*EXERCISE GOAL*: Locate each line below that includes "plays" and reproduce it.

Element data from apps and pages
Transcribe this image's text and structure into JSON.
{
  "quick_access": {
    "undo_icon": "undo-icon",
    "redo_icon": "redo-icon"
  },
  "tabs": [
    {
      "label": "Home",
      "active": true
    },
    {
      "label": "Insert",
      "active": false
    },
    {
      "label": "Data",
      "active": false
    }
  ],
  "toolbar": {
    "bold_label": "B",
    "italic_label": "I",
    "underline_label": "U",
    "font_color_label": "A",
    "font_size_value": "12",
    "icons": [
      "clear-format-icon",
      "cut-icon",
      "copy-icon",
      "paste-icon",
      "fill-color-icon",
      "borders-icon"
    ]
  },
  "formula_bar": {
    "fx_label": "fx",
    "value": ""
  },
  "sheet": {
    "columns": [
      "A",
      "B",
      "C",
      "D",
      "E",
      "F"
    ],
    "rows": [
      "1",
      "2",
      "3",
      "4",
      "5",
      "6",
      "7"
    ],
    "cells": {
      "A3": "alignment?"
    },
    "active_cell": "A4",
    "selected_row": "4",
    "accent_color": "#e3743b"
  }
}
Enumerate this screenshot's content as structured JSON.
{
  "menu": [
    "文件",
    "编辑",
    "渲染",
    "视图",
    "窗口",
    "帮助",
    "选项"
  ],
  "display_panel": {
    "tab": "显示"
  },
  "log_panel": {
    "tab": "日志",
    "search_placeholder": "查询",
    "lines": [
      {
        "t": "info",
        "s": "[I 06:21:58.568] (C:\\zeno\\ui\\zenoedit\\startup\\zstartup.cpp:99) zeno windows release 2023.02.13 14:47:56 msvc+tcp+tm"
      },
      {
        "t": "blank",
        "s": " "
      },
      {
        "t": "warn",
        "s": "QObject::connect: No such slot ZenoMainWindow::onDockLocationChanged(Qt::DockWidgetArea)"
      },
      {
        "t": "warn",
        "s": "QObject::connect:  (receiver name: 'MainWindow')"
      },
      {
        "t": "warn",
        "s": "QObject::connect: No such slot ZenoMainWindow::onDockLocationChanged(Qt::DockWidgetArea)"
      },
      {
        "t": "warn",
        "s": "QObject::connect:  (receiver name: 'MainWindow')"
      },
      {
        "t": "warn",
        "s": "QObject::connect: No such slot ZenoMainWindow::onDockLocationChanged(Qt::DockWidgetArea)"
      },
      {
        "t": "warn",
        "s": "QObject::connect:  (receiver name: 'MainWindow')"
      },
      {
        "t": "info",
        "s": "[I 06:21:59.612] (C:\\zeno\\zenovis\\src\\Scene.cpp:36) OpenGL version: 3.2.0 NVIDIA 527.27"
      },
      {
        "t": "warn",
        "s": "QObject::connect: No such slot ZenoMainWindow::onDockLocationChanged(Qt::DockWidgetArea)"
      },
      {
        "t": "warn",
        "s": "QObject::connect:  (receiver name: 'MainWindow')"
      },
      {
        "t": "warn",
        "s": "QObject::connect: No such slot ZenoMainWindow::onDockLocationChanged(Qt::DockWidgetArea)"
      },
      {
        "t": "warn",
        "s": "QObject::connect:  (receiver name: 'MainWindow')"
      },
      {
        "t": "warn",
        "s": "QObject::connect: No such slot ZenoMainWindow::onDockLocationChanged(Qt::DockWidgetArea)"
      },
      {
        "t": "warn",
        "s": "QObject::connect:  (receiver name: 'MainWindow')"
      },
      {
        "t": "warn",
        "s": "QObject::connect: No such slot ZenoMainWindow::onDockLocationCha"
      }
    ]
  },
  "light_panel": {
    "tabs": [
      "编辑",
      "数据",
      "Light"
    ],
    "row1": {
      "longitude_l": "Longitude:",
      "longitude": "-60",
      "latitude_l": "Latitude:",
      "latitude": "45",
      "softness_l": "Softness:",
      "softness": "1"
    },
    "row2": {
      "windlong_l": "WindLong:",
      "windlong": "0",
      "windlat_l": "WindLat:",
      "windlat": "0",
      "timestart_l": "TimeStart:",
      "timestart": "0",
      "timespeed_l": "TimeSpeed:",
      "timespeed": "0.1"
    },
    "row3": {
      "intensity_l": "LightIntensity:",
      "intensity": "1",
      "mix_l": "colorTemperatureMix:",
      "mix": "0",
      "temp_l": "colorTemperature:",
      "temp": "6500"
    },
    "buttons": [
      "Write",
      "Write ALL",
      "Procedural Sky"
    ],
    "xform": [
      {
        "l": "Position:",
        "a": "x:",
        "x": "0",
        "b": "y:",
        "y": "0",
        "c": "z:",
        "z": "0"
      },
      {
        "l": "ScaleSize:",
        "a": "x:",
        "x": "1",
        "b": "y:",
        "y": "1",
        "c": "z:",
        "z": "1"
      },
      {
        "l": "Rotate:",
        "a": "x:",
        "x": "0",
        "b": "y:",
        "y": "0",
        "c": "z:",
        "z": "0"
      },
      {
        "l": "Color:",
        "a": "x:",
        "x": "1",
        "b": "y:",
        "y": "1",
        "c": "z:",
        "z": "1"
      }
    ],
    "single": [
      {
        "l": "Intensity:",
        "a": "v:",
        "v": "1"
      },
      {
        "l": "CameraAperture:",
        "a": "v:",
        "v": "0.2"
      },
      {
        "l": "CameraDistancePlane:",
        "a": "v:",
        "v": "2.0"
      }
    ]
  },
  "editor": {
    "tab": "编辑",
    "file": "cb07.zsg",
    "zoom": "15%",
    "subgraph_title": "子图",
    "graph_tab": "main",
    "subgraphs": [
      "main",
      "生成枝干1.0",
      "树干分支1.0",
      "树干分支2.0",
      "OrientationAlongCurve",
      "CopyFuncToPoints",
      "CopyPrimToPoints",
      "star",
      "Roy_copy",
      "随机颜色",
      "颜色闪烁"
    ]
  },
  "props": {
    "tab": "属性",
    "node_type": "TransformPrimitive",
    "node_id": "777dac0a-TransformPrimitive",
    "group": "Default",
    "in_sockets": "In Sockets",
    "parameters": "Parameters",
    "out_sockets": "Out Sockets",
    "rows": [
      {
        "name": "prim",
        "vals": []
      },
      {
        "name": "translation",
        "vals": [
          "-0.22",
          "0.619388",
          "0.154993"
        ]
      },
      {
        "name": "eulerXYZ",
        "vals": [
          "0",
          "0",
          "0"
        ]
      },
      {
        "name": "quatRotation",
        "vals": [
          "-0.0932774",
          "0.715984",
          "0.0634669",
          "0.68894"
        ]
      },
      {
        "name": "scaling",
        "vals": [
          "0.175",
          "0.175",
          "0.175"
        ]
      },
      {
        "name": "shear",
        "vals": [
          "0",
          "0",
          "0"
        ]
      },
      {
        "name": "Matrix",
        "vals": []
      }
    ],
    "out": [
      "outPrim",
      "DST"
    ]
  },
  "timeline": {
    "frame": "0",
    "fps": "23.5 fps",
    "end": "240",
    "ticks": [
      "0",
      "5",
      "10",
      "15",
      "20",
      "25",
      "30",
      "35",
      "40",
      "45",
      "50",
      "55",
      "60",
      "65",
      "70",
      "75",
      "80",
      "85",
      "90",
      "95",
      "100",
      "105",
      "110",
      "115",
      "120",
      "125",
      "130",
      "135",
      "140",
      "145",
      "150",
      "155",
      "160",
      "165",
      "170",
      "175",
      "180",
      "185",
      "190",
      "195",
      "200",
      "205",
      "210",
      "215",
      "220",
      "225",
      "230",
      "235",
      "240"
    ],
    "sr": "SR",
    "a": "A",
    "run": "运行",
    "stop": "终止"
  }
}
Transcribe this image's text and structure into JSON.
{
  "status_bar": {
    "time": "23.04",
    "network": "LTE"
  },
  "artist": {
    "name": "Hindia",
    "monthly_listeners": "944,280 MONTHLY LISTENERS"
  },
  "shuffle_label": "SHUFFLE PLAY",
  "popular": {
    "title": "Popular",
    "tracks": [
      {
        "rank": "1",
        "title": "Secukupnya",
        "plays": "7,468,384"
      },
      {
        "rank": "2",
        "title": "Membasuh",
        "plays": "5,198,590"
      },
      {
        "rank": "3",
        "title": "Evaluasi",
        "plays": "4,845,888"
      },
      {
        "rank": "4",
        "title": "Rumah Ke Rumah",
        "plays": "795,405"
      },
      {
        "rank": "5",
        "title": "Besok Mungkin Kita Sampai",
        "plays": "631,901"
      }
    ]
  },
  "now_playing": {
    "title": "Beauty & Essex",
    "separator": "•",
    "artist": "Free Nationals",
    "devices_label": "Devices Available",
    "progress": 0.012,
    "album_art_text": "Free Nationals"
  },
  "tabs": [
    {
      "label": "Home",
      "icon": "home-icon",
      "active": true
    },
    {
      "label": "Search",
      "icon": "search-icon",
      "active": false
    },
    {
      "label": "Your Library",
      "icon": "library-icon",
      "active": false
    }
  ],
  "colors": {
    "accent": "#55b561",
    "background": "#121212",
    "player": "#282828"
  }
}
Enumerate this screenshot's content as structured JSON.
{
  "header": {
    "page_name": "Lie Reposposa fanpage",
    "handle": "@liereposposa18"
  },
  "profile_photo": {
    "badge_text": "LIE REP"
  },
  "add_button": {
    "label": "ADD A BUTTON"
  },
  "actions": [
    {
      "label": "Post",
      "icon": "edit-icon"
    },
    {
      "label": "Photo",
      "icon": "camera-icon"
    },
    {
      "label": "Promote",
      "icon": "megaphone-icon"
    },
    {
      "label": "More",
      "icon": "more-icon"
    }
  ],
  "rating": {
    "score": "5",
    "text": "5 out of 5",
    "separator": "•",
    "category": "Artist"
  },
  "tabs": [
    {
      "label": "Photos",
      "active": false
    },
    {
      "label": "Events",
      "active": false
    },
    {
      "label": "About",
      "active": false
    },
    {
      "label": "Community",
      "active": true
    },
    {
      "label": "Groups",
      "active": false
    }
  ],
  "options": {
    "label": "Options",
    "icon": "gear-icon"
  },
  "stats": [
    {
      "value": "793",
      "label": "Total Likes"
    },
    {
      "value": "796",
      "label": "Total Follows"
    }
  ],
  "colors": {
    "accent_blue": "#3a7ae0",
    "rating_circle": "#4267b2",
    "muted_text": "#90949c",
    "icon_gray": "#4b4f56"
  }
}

*ANSWER TO THIS EXERCISE*:
        "plays": "7,468,384"
        "plays": "5,198,590"
        "plays": "4,845,888"
        "plays": "795,405"
        "plays": "631,901"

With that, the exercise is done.